Clear Channel’s Attempt At “Indie Outreach” Strangely Resembles Pickpocketing

Jun 22nd, 2007 // 4 Comments

artfuldodger.jpgSo remember that payola settlement from a few months ago, the one that was supposed to give indie labels a leg up on the radio by mandating that a certain amount of programming had to be on those labels? Well, we thought that the intent of the program would be torpedoed by the shows airing during “public affairs” hours (also known as “7 a.m. Sunday”), but Clear Channel’s version of the program, which is called Discover NEW! Artists and somehow includes the Universal-signed Sick Puppies among its ranks, is somehow worse, and not just because it includes that very crummy Australian band. The wrinkle is this: Bands and labels that agree to the deal agree to sign away their royalty rights in perpetuity:

The Future of Music Coalition contends that Clear Channel is forcing independent musicians to sign a contract containing language that gives up musicians’ rights to a performance royalty if the company uses their music for Webcasts.

“This is outrageous,” FMC executive director Jenny Toomey said. “This is like the fox getting caught in the henhouse a second time and arguing that he shouldn’t get in trouble because he was leaving the hens alone.
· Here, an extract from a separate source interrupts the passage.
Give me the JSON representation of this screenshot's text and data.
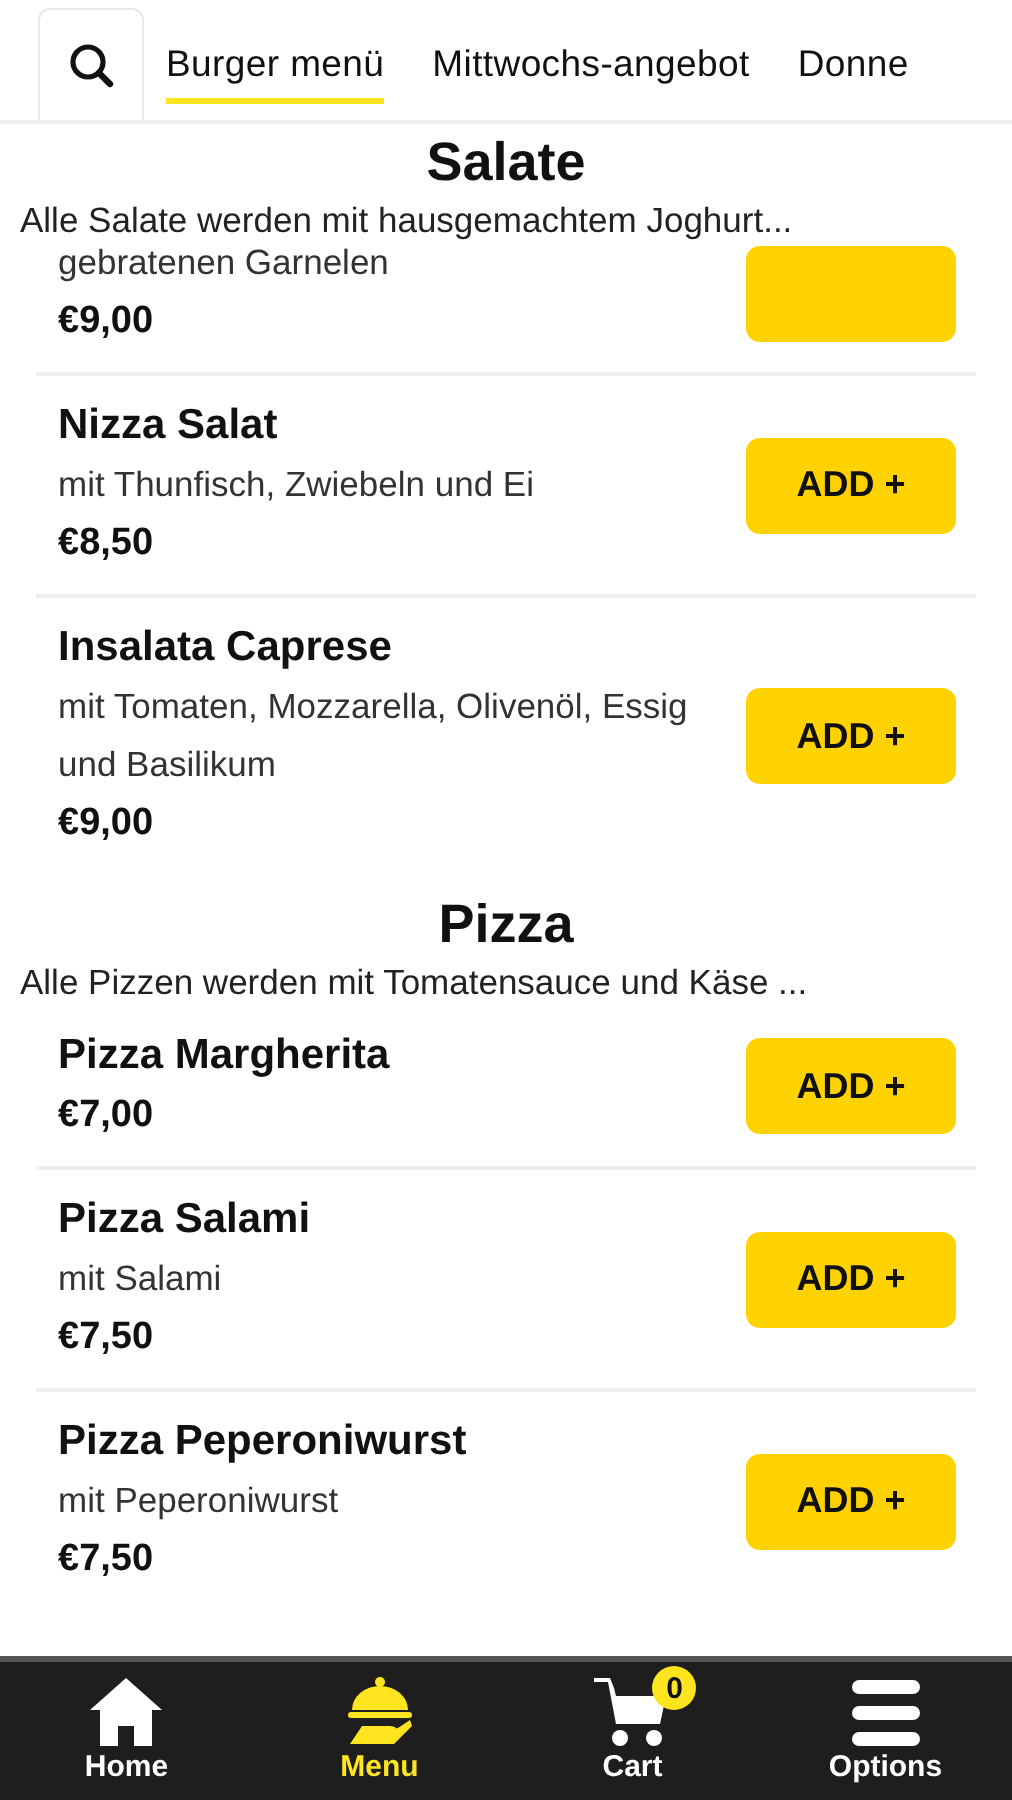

He was just eating all their eggs.”

A copy of the license agreement on WWDC 101, a Clear Channel station in Washington, includes language saying: “You grant to Clear Channel the royalty-free nonexclusive right and license in perpetuity (unless terminated earlier by You or Clear Channel as set forth below) to use, copy, modify, adapt, translate, publicly perform, digitally perform, publicly display and distribute any sound recordings, compositions, pictures, videos, song lyrics …”

Specifics of what, exactly, Clear Channel would do with those songs (maybe play them?) aren’t offered up by the eight-page document; Contentinople is theorizing that this little bit of legal dancing is merely laying the groundwork for Clear Channel to start its own record label, which we guess would technically be an “indie”–and it’s an interesting theory, given that the promotional apparatus of radio stations and billboards is already in place. But wouldn’t that seem like some sort of unfair vertical integration as well?

Musicians say Clear Channel cheats on pact [Hollywood Reporter]

  1. mackro

    So many innovative ways to kill radio dead even quicker.

    “Hear Sick Puppies exclusively on the… RADIO! It was your grandfather’s favorite way to listen to hot new tunes!”

  2. danielmcswain

    The whole thing reeks.

    As more and more royalties chip away at radio’s bottom line (online and AM/FM), the phrase “royalty-free” could take “payola”‘s place in the legal lexicon, and quickly.

    I’ve written more about this in today’s issue of RAIN (bottom story).

  3. ghostmedia

    So why is it legal to sign away royalties for terrestrial radio, but artists (independent or otherwise) are legally unable to offer their songs to internet radio royalty free?

  4. Trackback

    Hell yes, Soul Shower is back; Maybe We Ain’t That Young Anymore hosts a Song Smackoff! — here’s Round 1, bracket 1, Round 1, bracket 2, and Round 2 — and then heads to the soundboard for some live Huey Lewis; Jeff Vrabel discovers that Thomas the Tank Engine hates him, then…

Leave A Comment